Actually, homo globalus hates languages with place affiliations so much that he invented an entirely new language, Esperanto, to overcome the stubborn stickiness of language to place. Esperanto never caught on, of course, because there were already people in the world who spoke their own real languages and so had no need of a fake one. (Ever tried selling plastic houseplants in a rainforest?) But the tendency to erase place from language remains as strong as ever. One may not, therefore, under any circumstances, say that the Wuhan flu came from Wuhan.
(It is still okay to say that the Spanish flu came from Spain. It is also okay to eat Belgian waffles and hamburgers and Vienna sausages, and to play Russian roulette with one’s hedge funds, and to have French doors installed at the homo globalus retreat in Monaco. This is because Spain, Belgium, Hamburg, Vienna, Russia, and France do not have the stigma of late-globalization that a place like, say, Wuhan does. The fact that the globe did not really want to globalize, but instead had to be forced to do so at the barrel of a cannon or the point of a bayonet, riles homo globalus. It’s why he’s so touchy about the natives, so worried about learning what they really think about his exquisite sensitivities.)
The second thing about homo globalus that is striking to the man in the street is that homo globalus exists, apparently, outside of time, or at least in a hypertemporality in which time flows much faster than it does for the rest of us. As late as two weeks ago, for example, homo globalus was telling his friends on CNN that the Wuhan virus was from Wuhan. Then things got weird. Someone shifted uncomfortably in her chair. Isn’t this…racist? Immediately, the Wuhan flu became the Chinese coronavirus. That won’t do, either, though. China is a place, too! In swoops the World Health Organization (the aptly acronymed WHO?): it’s COVID-19 now.
This word, of course, exists in no language anywhere. Perfect. And whoever is not now using COVID-19 to describe the flu that came from Wuhan is a racist. Even better.
This is what the world looks like through globalist eyes. The world is not a place; it is a backdrop for an ideology. People may be dying, but the main thing is that the planet be transformed from a geographical to a geometric entity, a world to a sphere.

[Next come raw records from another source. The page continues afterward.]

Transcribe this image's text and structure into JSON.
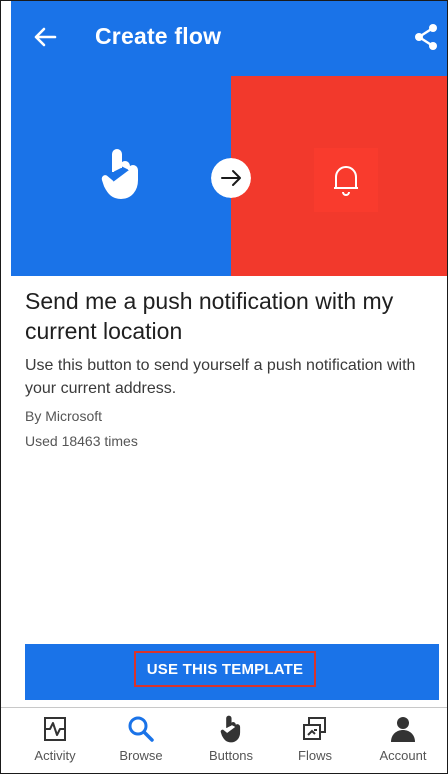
{
  "app_bar": {
    "title": "Create flow"
  },
  "template": {
    "heading": "Send me a push notification with my current location",
    "description": "Use this button to send yourself a push notification with your current address.",
    "author": "By Microsoft",
    "usage": "Used 18463 times"
  },
  "cta": {
    "label": "USE THIS TEMPLATE"
  },
  "bottom_nav": {
    "items": [
      {
        "label": "Activity",
        "icon": "activity-icon"
      },
      {
        "label": "Browse",
        "icon": "search-icon",
        "active": true
      },
      {
        "label": "Buttons",
        "icon": "touch-icon"
      },
      {
        "label": "Flows",
        "icon": "flows-icon"
      },
      {
        "label": "Account",
        "icon": "account-icon"
      }
    ]
  },
  "colors": {
    "primary": "#1a73e8",
    "accent_red": "#f2392c",
    "highlight_border": "#d9342b"
  }
}
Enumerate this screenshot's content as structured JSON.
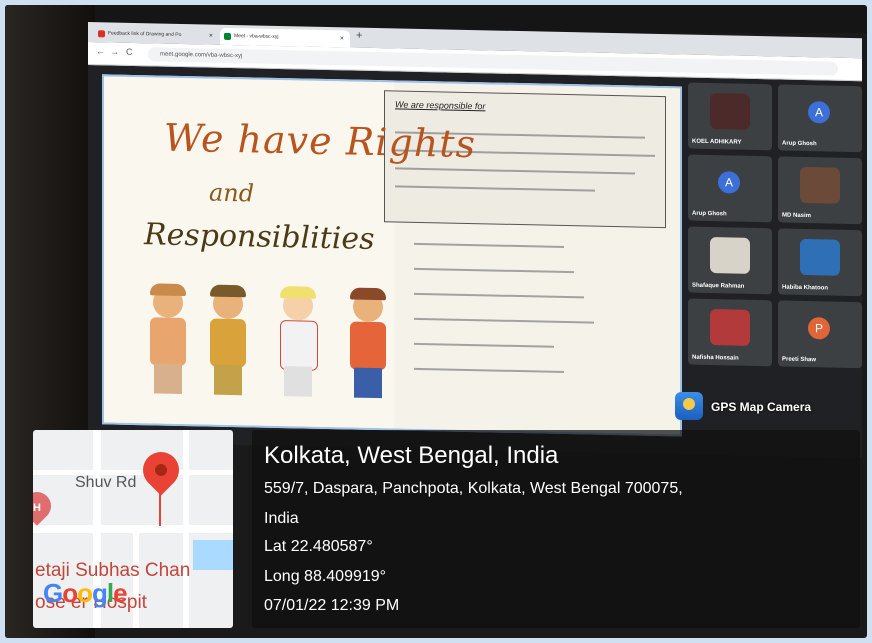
{
  "browser": {
    "tabs": [
      {
        "label": "Feedback link of Drawing and Po",
        "close": "×"
      },
      {
        "label": "Meet - vba-wbsc-xyj",
        "close": "×"
      }
    ],
    "new_tab": "+",
    "nav": {
      "back": "←",
      "forward": "→",
      "reload": "C"
    },
    "url": "meet.google.com/vba-wbsc-xyj"
  },
  "presentation": {
    "poster_line1": "We have Rights",
    "poster_line2": "and",
    "poster_line3": "Responsiblities",
    "box_title": "We are responsible for"
  },
  "participants": [
    {
      "name": "KOEL ADHIKARY",
      "type": "photo",
      "color": "#4d2a2a"
    },
    {
      "name": "Arup Ghosh",
      "type": "avatar",
      "initial": "A",
      "color": "#3c6fd8"
    },
    {
      "name": "Arup Ghosh",
      "type": "avatar",
      "initial": "A",
      "color": "#3c6fd8"
    },
    {
      "name": "MD Nasim",
      "type": "photo",
      "color": "#6b4a3a"
    },
    {
      "name": "Shafaque Rahman",
      "type": "photo",
      "color": "#d8d3c8"
    },
    {
      "name": "Habiba Khatoon",
      "type": "photo",
      "color": "#2f6fb5"
    },
    {
      "name": "Nafisha Hossain",
      "type": "photo",
      "color": "#b33a3a"
    },
    {
      "name": "Preeti Shaw",
      "type": "avatar",
      "initial": "P",
      "color": "#e0663a"
    }
  ],
  "watermark": {
    "label": "GPS Map Camera"
  },
  "map": {
    "label_road": "Shuv   Rd",
    "label_place": "etaji Subhas Chan",
    "label_hospital": "ose    er Hospit",
    "hospital_icon": "H",
    "logo": "Google"
  },
  "location": {
    "title": "Kolkata, West Bengal, India",
    "address_line1": "559/7, Daspara, Panchpota, Kolkata, West Bengal 700075,",
    "address_line2": "India",
    "lat": "Lat 22.480587°",
    "long": "Long 88.409919°",
    "datetime": "07/01/22 12:39 PM"
  }
}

There can be no place anywhere, only the ideology of globalism. The globalist lives in a mental environment utterly unlike the one in which the rest of humanity conducts its daily affairs. Anyone who disagrees is a racist, backwards, hopelessly out of touch.
Bats and globalists—we had best figure out quick, through thought experiments such as this one, what the world looks like through at least the eyes of the latter. Thomas Nagel pondered the consciousness of flying mammals. Let us make it our priority to investigate the consciousness of globalman.
Jason Morgan is associate professor at Reitaku University in Kashiwa, Japan.